2. Fly it fast - this will give you a good indication of any trim issues. This also includes doing a dive-test which will get you up to that high speed. If the plane pulls up when speeding up, you are nose-heavy.

3. Fly it slow -- see what thermal camber and landing flaps do to it while you have altitude.

4. For a poly plane, see how long it takes for you to initiate a turn with the rudder. This can give a good indication of not only rudder throw but proper washout/in on your tips.

This is assuming that your wing and tail are square and that your linkages are tight.

That's what I've done on handlaunch, 2-meter and unlimited ships. That said, I still have plenty to learn!
Succinct and accurate. Airspeed is the key. If you trim CG for slow flight (to work light lift as prime interest), your machine will be nose heavy at lower alpha for zipping across the sky - with the converse true but showing up as tail heavy when trying to float at high alpha. [With CG back for performance, I tended to land hot; whereas, with my light air machines I could 'creep' onto the spot.]
histarter is offline Find More Posts by histarter
Reply With Quote
Old Nov 09, 2005, 03:15 PM
B for Bruce
BMatthews's Avatar
The 'Wack, BC, Canada
Joined Oct 2002
10,886 Posts
Histarter, I think you have the right idea but perhaps expressed it wrong. CG setting is not really speed dependent and should not be set that way. What the CG position gives you is more or less pitch stability. Some pitch stability is a good thing but too much results in strong trim changes as the speed varies as you've mentioned. But too much makes it more work to fly the plane. And as noted the more to the rear the higher the performance but that performance should not affect the flying speed or ability to trim the glide unless there are design issues.
BMatthews is offline Find More Posts by BMatthews
Reply With Quote
Reply

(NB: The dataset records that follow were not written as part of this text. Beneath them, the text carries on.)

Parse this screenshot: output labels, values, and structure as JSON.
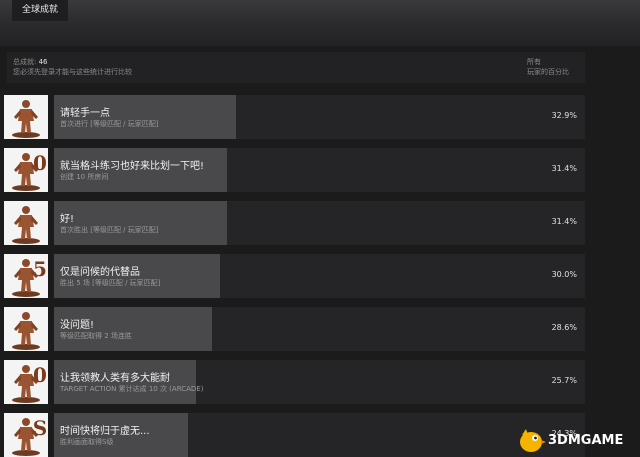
{
  "tab": {
    "label": "全球成就"
  },
  "summary": {
    "total_label": "总成就:",
    "total_value": "46",
    "note": "您必须先登录才能与这些统计进行比较",
    "right_line1": "所有",
    "right_line2": "玩家的百分比"
  },
  "achievements": [
    {
      "title": "请轻手一点",
      "desc": "首次进行 [等级匹配 / 玩家匹配]",
      "percent": "32.9%",
      "value": 32.9,
      "badge": "",
      "icon": "fighter-figure-icon"
    },
    {
      "title": "就当格斗练习也好来比划一下吧!",
      "desc": "创建 10 所房间",
      "percent": "31.4%",
      "value": 31.4,
      "badge": "0",
      "icon": "fighter-figure-icon"
    },
    {
      "title": "好!",
      "desc": "首次胜出 [等级匹配 / 玩家匹配]",
      "percent": "31.4%",
      "value": 31.4,
      "badge": "",
      "icon": "fighter-figure-icon"
    },
    {
      "title": "仅是问候的代替品",
      "desc": "胜出 5 场 [等级匹配 / 玩家匹配]",
      "percent": "30.0%",
      "value": 30.0,
      "badge": "5",
      "icon": "fighter-figure-icon"
    },
    {
      "title": "没问题!",
      "desc": "等级匹配取得 2 场连胜",
      "percent": "28.6%",
      "value": 28.6,
      "badge": "",
      "icon": "fighter-figure-icon"
    },
    {
      "title": "让我领教人类有多大能耐",
      "desc": "TARGET ACTION 累计达成 10 次 (ARCADE)",
      "percent": "25.7%",
      "value": 25.7,
      "badge": "0",
      "icon": "fighter-figure-icon"
    },
    {
      "title": "时间快将归于虚无...",
      "desc": "胜利画面取得S级",
      "percent": "24.3%",
      "value": 24.3,
      "badge": "S",
      "icon": "fighter-figure-icon"
    }
  ],
  "watermark": {
    "text": "3DMGAME",
    "icon": "bird-logo-icon"
  },
  "colors": {
    "bar": "#49494b",
    "row_bg": "#252527",
    "background": "#1b1b1c"
  }
}
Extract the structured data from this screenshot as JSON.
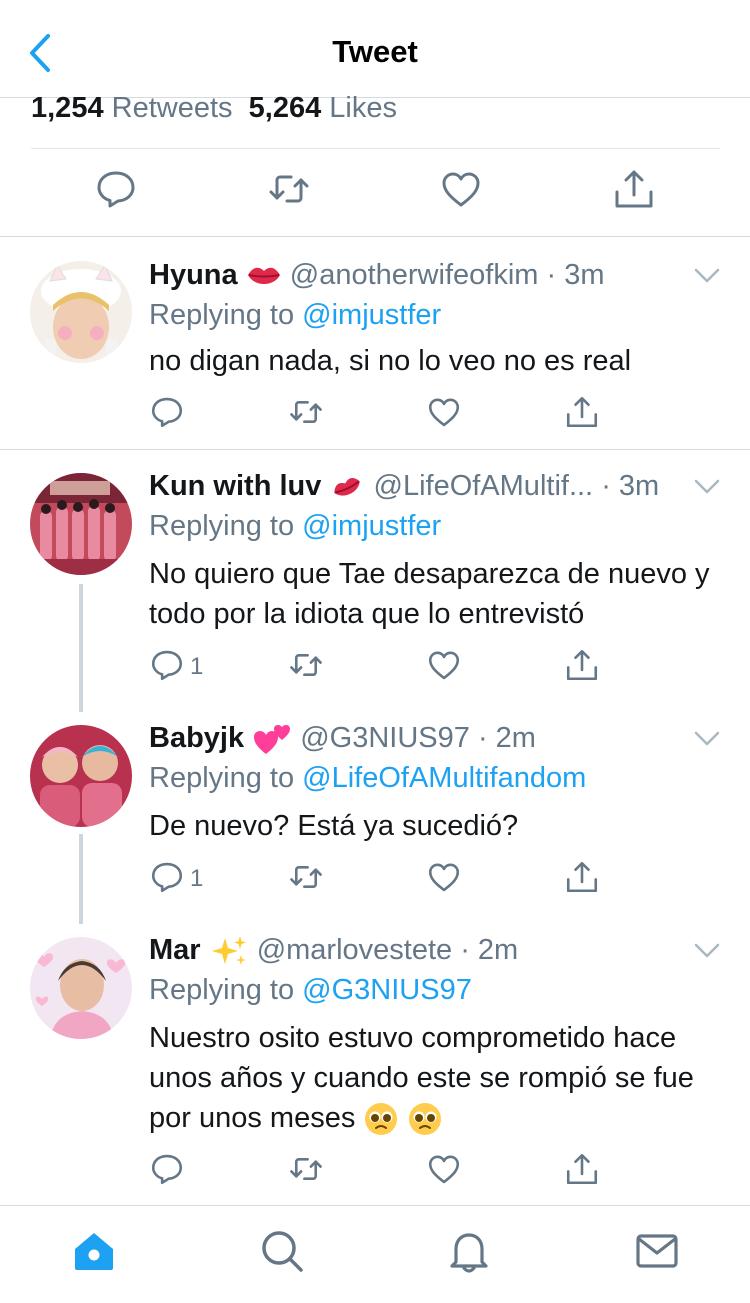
{
  "header": {
    "title": "Tweet"
  },
  "stats": {
    "retweets_count": "1,254",
    "retweets_label": "Retweets",
    "likes_count": "5,264",
    "likes_label": "Likes"
  },
  "replies": [
    {
      "name": "Hyuna",
      "handle": "@anotherwifeofkim",
      "time": "· 3m",
      "replying_prefix": "Replying to",
      "replying_to": "@imjustfer",
      "text": "no digan nada, si no lo veo no es real",
      "reply_count": ""
    },
    {
      "name": "Kun with luv",
      "handle": "@LifeOfAMultif...",
      "time": "· 3m",
      "replying_prefix": "Replying to",
      "replying_to": "@imjustfer",
      "text": "No quiero que Tae desaparezca de nuevo y todo por la idiota que lo entrevistó",
      "reply_count": "1"
    },
    {
      "name": "Babyjk",
      "handle": "@G3NIUS97",
      "time": "· 2m",
      "replying_prefix": "Replying to",
      "replying_to": "@LifeOfAMultifandom",
      "text": "De nuevo? Está ya sucedió?",
      "reply_count": "1"
    },
    {
      "name": "Mar",
      "handle": "@marlovestete",
      "time": "· 2m",
      "replying_prefix": "Replying to",
      "replying_to": "@G3NIUS97",
      "text": "Nuestro osito estuvo comprometido hace unos años y cuando este se rompió se fue por unos meses",
      "reply_count": ""
    }
  ],
  "colors": {
    "accent": "#1da1f2",
    "icon_gray": "#657786",
    "divider": "#d6dbdf"
  },
  "icons": [
    "back-chevron-icon",
    "reply-icon",
    "retweet-icon",
    "like-icon",
    "share-icon",
    "more-chevron-icon",
    "home-icon",
    "search-icon",
    "notifications-icon",
    "messages-icon"
  ]
}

Thread Tools

Similar Threads
Category Thread Thread Starter Forum Replies Last Post
Question How do you trim your motor offset? irish_lord99 Electric Plane Talk 6 Aug 22, 2007 12:35 AM
Discussion How Do You Retrieve Your Plane? CheckMail Slope 56 May 10, 2006 10:02 PM
how do you put your plane in your car securely? guoxiaotian Fuel Plane Talk 3 Oct 20, 2004 04:26 PM
how do you store your plane(s)? torcgolf Slope 12 Apr 02, 2003 08:07 PM
How do you weigh your plane? mcart1956 Electric Plane Talk 11 Jan 26, 2003 09:18 AM